Aim of the task: Repeat the data exactly, with every line included.
--- START ---
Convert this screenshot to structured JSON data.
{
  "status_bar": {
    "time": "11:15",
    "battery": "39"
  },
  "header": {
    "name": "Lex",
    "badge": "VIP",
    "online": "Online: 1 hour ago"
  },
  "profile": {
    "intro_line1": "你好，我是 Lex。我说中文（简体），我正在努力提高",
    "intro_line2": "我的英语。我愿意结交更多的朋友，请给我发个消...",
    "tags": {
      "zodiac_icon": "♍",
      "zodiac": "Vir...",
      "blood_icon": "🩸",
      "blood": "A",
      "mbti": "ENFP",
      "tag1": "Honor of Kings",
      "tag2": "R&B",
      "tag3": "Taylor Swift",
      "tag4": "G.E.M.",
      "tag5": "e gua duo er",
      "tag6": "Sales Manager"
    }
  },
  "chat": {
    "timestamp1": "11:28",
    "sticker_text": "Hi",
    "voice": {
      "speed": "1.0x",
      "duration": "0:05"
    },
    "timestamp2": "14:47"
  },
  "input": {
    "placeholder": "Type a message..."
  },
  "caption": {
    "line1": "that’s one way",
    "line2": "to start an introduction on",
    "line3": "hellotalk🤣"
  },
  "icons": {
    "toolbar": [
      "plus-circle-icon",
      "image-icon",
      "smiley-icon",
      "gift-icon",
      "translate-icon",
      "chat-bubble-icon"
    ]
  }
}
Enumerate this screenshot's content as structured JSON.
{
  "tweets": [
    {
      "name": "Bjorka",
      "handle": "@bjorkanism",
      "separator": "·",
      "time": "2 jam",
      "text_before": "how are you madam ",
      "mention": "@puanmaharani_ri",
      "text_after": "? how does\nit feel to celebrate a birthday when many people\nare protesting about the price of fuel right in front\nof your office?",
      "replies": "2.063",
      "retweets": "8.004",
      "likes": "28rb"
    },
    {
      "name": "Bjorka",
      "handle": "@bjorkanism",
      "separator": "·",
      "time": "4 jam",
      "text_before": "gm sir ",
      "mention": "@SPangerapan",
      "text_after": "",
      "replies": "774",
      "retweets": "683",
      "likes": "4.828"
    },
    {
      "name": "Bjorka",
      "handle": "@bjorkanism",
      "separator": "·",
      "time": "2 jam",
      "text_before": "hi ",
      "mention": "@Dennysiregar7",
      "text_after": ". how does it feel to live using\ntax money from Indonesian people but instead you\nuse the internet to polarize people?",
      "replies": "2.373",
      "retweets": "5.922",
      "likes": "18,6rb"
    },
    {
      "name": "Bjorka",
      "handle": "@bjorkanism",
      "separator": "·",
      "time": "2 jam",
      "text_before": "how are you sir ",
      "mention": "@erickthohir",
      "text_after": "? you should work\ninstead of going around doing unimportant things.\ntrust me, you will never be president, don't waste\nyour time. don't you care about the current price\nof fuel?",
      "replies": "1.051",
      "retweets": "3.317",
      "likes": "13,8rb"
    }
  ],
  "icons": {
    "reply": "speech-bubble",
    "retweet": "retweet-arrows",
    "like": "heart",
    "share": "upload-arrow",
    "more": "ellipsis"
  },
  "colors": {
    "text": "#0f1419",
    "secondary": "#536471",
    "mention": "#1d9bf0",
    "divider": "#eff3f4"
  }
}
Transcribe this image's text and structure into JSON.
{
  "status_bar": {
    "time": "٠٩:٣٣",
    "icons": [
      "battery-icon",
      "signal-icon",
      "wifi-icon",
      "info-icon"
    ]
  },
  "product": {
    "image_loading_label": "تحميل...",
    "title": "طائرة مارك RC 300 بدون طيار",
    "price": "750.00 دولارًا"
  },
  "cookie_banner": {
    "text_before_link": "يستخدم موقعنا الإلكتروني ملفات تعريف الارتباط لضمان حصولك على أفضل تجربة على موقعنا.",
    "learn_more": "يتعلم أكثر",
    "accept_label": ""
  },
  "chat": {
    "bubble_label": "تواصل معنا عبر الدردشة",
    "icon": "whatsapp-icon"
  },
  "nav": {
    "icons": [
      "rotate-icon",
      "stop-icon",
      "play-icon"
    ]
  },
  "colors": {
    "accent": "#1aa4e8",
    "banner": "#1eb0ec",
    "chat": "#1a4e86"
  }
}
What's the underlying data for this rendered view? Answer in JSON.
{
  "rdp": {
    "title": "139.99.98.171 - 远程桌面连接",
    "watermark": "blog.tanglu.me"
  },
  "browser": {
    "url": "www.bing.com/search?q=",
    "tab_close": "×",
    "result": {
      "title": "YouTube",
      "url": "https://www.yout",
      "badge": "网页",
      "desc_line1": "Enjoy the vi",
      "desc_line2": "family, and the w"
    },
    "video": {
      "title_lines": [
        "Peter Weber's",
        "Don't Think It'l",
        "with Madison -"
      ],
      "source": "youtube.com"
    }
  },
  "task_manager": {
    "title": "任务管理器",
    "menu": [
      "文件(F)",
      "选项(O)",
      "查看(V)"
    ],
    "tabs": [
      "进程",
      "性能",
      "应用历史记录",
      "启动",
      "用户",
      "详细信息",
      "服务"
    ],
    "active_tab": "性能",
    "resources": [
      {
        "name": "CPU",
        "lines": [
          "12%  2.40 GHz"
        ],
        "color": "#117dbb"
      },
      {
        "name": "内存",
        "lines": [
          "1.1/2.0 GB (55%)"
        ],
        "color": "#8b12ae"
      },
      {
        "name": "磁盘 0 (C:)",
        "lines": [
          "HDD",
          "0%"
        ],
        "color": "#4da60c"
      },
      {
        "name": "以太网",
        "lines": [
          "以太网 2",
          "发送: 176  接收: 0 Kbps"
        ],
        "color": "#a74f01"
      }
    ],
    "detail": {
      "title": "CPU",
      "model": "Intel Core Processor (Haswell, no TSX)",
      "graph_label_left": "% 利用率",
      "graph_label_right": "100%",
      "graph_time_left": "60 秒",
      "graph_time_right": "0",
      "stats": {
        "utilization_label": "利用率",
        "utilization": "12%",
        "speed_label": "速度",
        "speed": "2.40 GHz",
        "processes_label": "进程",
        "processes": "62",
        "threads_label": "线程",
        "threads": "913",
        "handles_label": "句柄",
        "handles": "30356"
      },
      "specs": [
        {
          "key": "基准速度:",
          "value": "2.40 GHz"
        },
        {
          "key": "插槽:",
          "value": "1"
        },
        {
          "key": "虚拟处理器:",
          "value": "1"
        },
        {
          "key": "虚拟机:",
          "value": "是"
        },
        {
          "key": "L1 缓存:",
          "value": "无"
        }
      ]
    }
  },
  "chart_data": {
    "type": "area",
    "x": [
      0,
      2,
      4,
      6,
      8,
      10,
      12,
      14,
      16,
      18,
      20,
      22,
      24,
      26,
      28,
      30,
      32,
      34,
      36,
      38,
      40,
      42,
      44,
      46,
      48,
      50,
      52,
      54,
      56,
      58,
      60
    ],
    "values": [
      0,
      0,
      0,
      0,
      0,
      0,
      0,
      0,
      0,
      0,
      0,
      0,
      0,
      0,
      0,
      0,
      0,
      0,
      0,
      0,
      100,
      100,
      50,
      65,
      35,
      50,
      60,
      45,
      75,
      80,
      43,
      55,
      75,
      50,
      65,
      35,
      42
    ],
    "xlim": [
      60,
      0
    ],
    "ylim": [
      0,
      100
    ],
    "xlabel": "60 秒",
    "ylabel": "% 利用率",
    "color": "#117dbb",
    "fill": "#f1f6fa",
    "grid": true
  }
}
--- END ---
Task answer:
Convert this screenshot to structured JSON data.
{
  "status_bar": {
    "time": "11:15",
    "battery": "39"
  },
  "header": {
    "name": "Lex",
    "badge": "VIP",
    "online": "Online: 1 hour ago"
  },
  "profile": {
    "intro_line1": "你好，我是 Lex。我说中文（简体），我正在努力提高",
    "intro_line2": "我的英语。我愿意结交更多的朋友，请给我发个消...",
    "tags": {
      "zodiac_icon": "♍",
      "zodiac": "Vir...",
      "blood_icon": "🩸",
      "blood": "A",
      "mbti": "ENFP",
      "tag1": "Honor of Kings",
      "tag2": "R&B",
      "tag3": "Taylor Swift",
      "tag4": "G.E.M.",
      "tag5": "e gua duo er",
      "tag6": "Sales Manager"
    }
  },
  "chat": {
    "timestamp1": "11:28",
    "sticker_text": "Hi",
    "voice": {
      "speed": "1.0x",
      "duration": "0:05"
    },
    "timestamp2": "14:47"
  },
  "input": {
    "placeholder": "Type a message..."
  },
  "caption": {
    "line1": "that’s one way",
    "line2": "to start an introduction on",
    "line3": "hellotalk🤣"
  },
  "icons": {
    "toolbar": [
      "plus-circle-icon",
      "image-icon",
      "smiley-icon",
      "gift-icon",
      "translate-icon",
      "chat-bubble-icon"
    ]
  }
}
Enumerate this screenshot's content as structured JSON.
{
  "tweets": [
    {
      "name": "Bjorka",
      "handle": "@bjorkanism",
      "separator": "·",
      "time": "2 jam",
      "text_before": "how are you madam ",
      "mention": "@puanmaharani_ri",
      "text_after": "? how does\nit feel to celebrate a birthday when many people\nare protesting about the price of fuel right in front\nof your office?",
      "replies": "2.063",
      "retweets": "8.004",
      "likes": "28rb"
    },
    {
      "name": "Bjorka",
      "handle": "@bjorkanism",
      "separator": "·",
      "time": "4 jam",
      "text_before": "gm sir ",
      "mention": "@SPangerapan",
      "text_after": "",
      "replies": "774",
      "retweets": "683",
      "likes": "4.828"
    },
    {
      "name": "Bjorka",
      "handle": "@bjorkanism",
      "separator": "·",
      "time": "2 jam",
      "text_before": "hi ",
      "mention": "@Dennysiregar7",
      "text_after": ". how does it feel to live using\ntax money from Indonesian people but instead you\nuse the internet to polarize people?",
      "replies": "2.373",
      "retweets": "5.922",
      "likes": "18,6rb"
    },
    {
      "name": "Bjorka",
      "handle": "@bjorkanism",
      "separator": "·",
      "time": "2 jam",
      "text_before": "how are you sir ",
      "mention": "@erickthohir",
      "text_after": "? you should work\ninstead of going around doing unimportant things.\ntrust me, you will never be president, don't waste\nyour time. don't you care about the current price\nof fuel?",
      "replies": "1.051",
      "retweets": "3.317",
      "likes": "13,8rb"
    }
  ],
  "icons": {
    "reply": "speech-bubble",
    "retweet": "retweet-arrows",
    "like": "heart",
    "share": "upload-arrow",
    "more": "ellipsis"
  },
  "colors": {
    "text": "#0f1419",
    "secondary": "#536471",
    "mention": "#1d9bf0",
    "divider": "#eff3f4"
  }
}
Transcribe this image's text and structure into JSON.
{
  "status_bar": {
    "time": "٠٩:٣٣",
    "icons": [
      "battery-icon",
      "signal-icon",
      "wifi-icon",
      "info-icon"
    ]
  },
  "product": {
    "image_loading_label": "تحميل...",
    "title": "طائرة مارك RC 300 بدون طيار",
    "price": "750.00 دولارًا"
  },
  "cookie_banner": {
    "text_before_link": "يستخدم موقعنا الإلكتروني ملفات تعريف الارتباط لضمان حصولك على أفضل تجربة على موقعنا.",
    "learn_more": "يتعلم أكثر",
    "accept_label": ""
  },
  "chat": {
    "bubble_label": "تواصل معنا عبر الدردشة",
    "icon": "whatsapp-icon"
  },
  "nav": {
    "icons": [
      "rotate-icon",
      "stop-icon",
      "play-icon"
    ]
  },
  "colors": {
    "accent": "#1aa4e8",
    "banner": "#1eb0ec",
    "chat": "#1a4e86"
  }
}
What's the underlying data for this rendered view? Answer in JSON.
{
  "rdp": {
    "title": "139.99.98.171 - 远程桌面连接",
    "watermark": "blog.tanglu.me"
  },
  "browser": {
    "url": "www.bing.com/search?q=",
    "tab_close": "×",
    "result": {
      "title": "YouTube",
      "url": "https://www.yout",
      "badge": "网页",
      "desc_line1": "Enjoy the vi",
      "desc_line2": "family, and the w"
    },
    "video": {
      "title_lines": [
        "Peter Weber's",
        "Don't Think It'l",
        "with Madison -"
      ],
      "source": "youtube.com"
    }
  },
  "task_manager": {
    "title": "任务管理器",
    "menu": [
      "文件(F)",
      "选项(O)",
      "查看(V)"
    ],
    "tabs": [
      "进程",
      "性能",
      "应用历史记录",
      "启动",
      "用户",
      "详细信息",
      "服务"
    ],
    "active_tab": "性能",
    "resources": [
      {
        "name": "CPU",
        "lines": [
          "12%  2.40 GHz"
        ],
        "color": "#117dbb"
      },
      {
        "name": "内存",
        "lines": [
          "1.1/2.0 GB (55%)"
        ],
        "color": "#8b12ae"
      },
      {
        "name": "磁盘 0 (C:)",
        "lines": [
          "HDD",
          "0%"
        ],
        "color": "#4da60c"
      },
      {
        "name": "以太网",
        "lines": [
          "以太网 2",
          "发送: 176  接收: 0 Kbps"
        ],
        "color": "#a74f01"
      }
    ],
    "detail": {
      "title": "CPU",
      "model": "Intel Core Processor (Haswell, no TSX)",
      "graph_label_left": "% 利用率",
      "graph_label_right": "100%",
      "graph_time_left": "60 秒",
      "graph_time_right": "0",
      "stats": {
        "utilization_label": "利用率",
        "utilization": "12%",
        "speed_label": "速度",
        "speed": "2.40 GHz",
        "processes_label": "进程",
        "processes": "62",
        "threads_label": "线程",
        "threads": "913",
        "handles_label": "句柄",
        "handles": "30356"
      },
      "specs": [
        {
          "key": "基准速度:",
          "value": "2.40 GHz"
        },
        {
          "key": "插槽:",
          "value": "1"
        },
        {
          "key": "虚拟处理器:",
          "value": "1"
        },
        {
          "key": "虚拟机:",
          "value": "是"
        },
        {
          "key": "L1 缓存:",
          "value": "无"
        }
      ]
    }
  },
  "chart_data": {
    "type": "area",
    "x": [
      0,
      2,
      4,
      6,
      8,
      10,
      12,
      14,
      16,
      18,
      20,
      22,
      24,
      26,
      28,
      30,
      32,
      34,
      36,
      38,
      40,
      42,
      44,
      46,
      48,
      50,
      52,
      54,
      56,
      58,
      60
    ],
    "values": [
      0,
      0,
      0,
      0,
      0,
      0,
      0,
      0,
      0,
      0,
      0,
      0,
      0,
      0,
      0,
      0,
      0,
      0,
      0,
      0,
      100,
      100,
      50,
      65,
      35,
      50,
      60,
      45,
      75,
      80,
      43,
      55,
      75,
      50,
      65,
      35,
      42
    ],
    "xlim": [
      60,
      0
    ],
    "ylim": [
      0,
      100
    ],
    "xlabel": "60 秒",
    "ylabel": "% 利用率",
    "color": "#117dbb",
    "fill": "#f1f6fa",
    "grid": true
  }
}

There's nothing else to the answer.